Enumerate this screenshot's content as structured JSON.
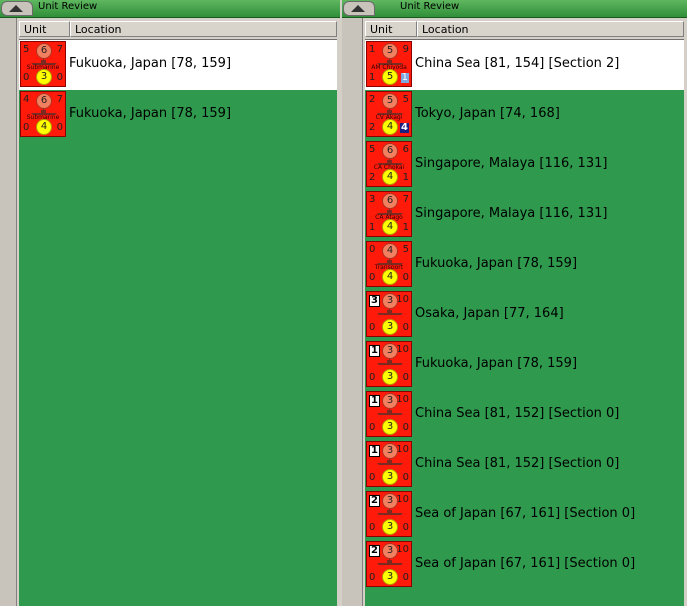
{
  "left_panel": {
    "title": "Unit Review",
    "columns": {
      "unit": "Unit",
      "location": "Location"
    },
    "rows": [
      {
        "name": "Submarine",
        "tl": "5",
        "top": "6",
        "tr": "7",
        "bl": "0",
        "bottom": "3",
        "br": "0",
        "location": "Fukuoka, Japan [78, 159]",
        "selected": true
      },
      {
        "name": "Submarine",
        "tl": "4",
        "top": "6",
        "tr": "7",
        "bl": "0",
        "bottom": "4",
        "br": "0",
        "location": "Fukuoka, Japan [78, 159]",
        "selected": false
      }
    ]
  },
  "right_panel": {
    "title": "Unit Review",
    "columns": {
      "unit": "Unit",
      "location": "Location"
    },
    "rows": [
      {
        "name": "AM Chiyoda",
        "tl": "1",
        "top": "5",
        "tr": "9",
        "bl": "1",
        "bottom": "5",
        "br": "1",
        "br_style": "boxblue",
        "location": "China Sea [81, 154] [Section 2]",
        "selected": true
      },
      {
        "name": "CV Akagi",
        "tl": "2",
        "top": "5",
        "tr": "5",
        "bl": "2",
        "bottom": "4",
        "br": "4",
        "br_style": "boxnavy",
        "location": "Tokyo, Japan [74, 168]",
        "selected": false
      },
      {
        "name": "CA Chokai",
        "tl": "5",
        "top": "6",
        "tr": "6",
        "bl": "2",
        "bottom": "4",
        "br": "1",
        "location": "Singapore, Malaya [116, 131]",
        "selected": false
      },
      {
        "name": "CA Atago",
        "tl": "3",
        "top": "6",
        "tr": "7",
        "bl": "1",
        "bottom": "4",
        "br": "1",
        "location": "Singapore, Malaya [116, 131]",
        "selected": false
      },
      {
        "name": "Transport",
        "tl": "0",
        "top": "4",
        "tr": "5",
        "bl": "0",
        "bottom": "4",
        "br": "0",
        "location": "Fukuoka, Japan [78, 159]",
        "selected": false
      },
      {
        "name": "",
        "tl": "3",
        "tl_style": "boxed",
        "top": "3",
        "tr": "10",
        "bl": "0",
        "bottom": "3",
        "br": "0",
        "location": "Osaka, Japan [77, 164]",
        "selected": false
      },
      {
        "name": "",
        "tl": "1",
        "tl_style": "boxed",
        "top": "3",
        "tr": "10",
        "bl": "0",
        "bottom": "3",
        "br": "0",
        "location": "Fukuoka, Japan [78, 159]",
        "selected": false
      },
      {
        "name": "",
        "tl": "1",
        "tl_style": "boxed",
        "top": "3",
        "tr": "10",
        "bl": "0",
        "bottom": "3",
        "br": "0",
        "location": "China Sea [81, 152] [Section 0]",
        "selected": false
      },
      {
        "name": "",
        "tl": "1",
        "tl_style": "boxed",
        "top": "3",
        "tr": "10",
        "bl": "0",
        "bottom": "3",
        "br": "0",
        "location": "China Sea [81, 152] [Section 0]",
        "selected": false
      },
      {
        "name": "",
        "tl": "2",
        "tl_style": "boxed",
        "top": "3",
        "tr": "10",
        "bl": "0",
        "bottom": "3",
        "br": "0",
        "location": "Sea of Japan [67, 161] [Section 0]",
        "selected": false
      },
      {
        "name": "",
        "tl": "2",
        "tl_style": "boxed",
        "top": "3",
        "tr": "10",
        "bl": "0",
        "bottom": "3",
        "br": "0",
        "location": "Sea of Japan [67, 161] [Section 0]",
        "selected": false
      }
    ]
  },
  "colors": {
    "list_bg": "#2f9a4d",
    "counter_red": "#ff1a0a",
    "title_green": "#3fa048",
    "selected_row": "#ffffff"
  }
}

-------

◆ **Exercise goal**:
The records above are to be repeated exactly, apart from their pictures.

◆ **Finished task**:
Enumerate this screenshot's content as structured JSON.
{
  "left_panel": {
    "title": "Unit Review",
    "columns": {
      "unit": "Unit",
      "location": "Location"
    },
    "rows": [
      {
        "name": "Submarine",
        "tl": "5",
        "top": "6",
        "tr": "7",
        "bl": "0",
        "bottom": "3",
        "br": "0",
        "location": "Fukuoka, Japan [78, 159]",
        "selected": true
      },
      {
        "name": "Submarine",
        "tl": "4",
        "top": "6",
        "tr": "7",
        "bl": "0",
        "bottom": "4",
        "br": "0",
        "location": "Fukuoka, Japan [78, 159]",
        "selected": false
      }
    ]
  },
  "right_panel": {
    "title": "Unit Review",
    "columns": {
      "unit": "Unit",
      "location": "Location"
    },
    "rows": [
      {
        "name": "AM Chiyoda",
        "tl": "1",
        "top": "5",
        "tr": "9",
        "bl": "1",
        "bottom": "5",
        "br": "1",
        "br_style": "boxblue",
        "location": "China Sea [81, 154] [Section 2]",
        "selected": true
      },
      {
        "name": "CV Akagi",
        "tl": "2",
        "top": "5",
        "tr": "5",
        "bl": "2",
        "bottom": "4",
        "br": "4",
        "br_style": "boxnavy",
        "location": "Tokyo, Japan [74, 168]",
        "selected": false
      },
      {
        "name": "CA Chokai",
        "tl": "5",
        "top": "6",
        "tr": "6",
        "bl": "2",
        "bottom": "4",
        "br": "1",
        "location": "Singapore, Malaya [116, 131]",
        "selected": false
      },
      {
        "name": "CA Atago",
        "tl": "3",
        "top": "6",
        "tr": "7",
        "bl": "1",
        "bottom": "4",
        "br": "1",
        "location": "Singapore, Malaya [116, 131]",
        "selected": false
      },
      {
        "name": "Transport",
        "tl": "0",
        "top": "4",
        "tr": "5",
        "bl": "0",
        "bottom": "4",
        "br": "0",
        "location": "Fukuoka, Japan [78, 159]",
        "selected": false
      },
      {
        "name": "",
        "tl": "3",
        "tl_style": "boxed",
        "top": "3",
        "tr": "10",
        "bl": "0",
        "bottom": "3",
        "br": "0",
        "location": "Osaka, Japan [77, 164]",
        "selected": false
      },
      {
        "name": "",
        "tl": "1",
        "tl_style": "boxed",
        "top": "3",
        "tr": "10",
        "bl": "0",
        "bottom": "3",
        "br": "0",
        "location": "Fukuoka, Japan [78, 159]",
        "selected": false
      },
      {
        "name": "",
        "tl": "1",
        "tl_style": "boxed",
        "top": "3",
        "tr": "10",
        "bl": "0",
        "bottom": "3",
        "br": "0",
        "location": "China Sea [81, 152] [Section 0]",
        "selected": false
      },
      {
        "name": "",
        "tl": "1",
        "tl_style": "boxed",
        "top": "3",
        "tr": "10",
        "bl": "0",
        "bottom": "3",
        "br": "0",
        "location": "China Sea [81, 152] [Section 0]",
        "selected": false
      },
      {
        "name": "",
        "tl": "2",
        "tl_style": "boxed",
        "top": "3",
        "tr": "10",
        "bl": "0",
        "bottom": "3",
        "br": "0",
        "location": "Sea of Japan [67, 161] [Section 0]",
        "selected": false
      },
      {
        "name": "",
        "tl": "2",
        "tl_style": "boxed",
        "top": "3",
        "tr": "10",
        "bl": "0",
        "bottom": "3",
        "br": "0",
        "location": "Sea of Japan [67, 161] [Section 0]",
        "selected": false
      }
    ]
  },
  "colors": {
    "list_bg": "#2f9a4d",
    "counter_red": "#ff1a0a",
    "title_green": "#3fa048",
    "selected_row": "#ffffff"
  }
}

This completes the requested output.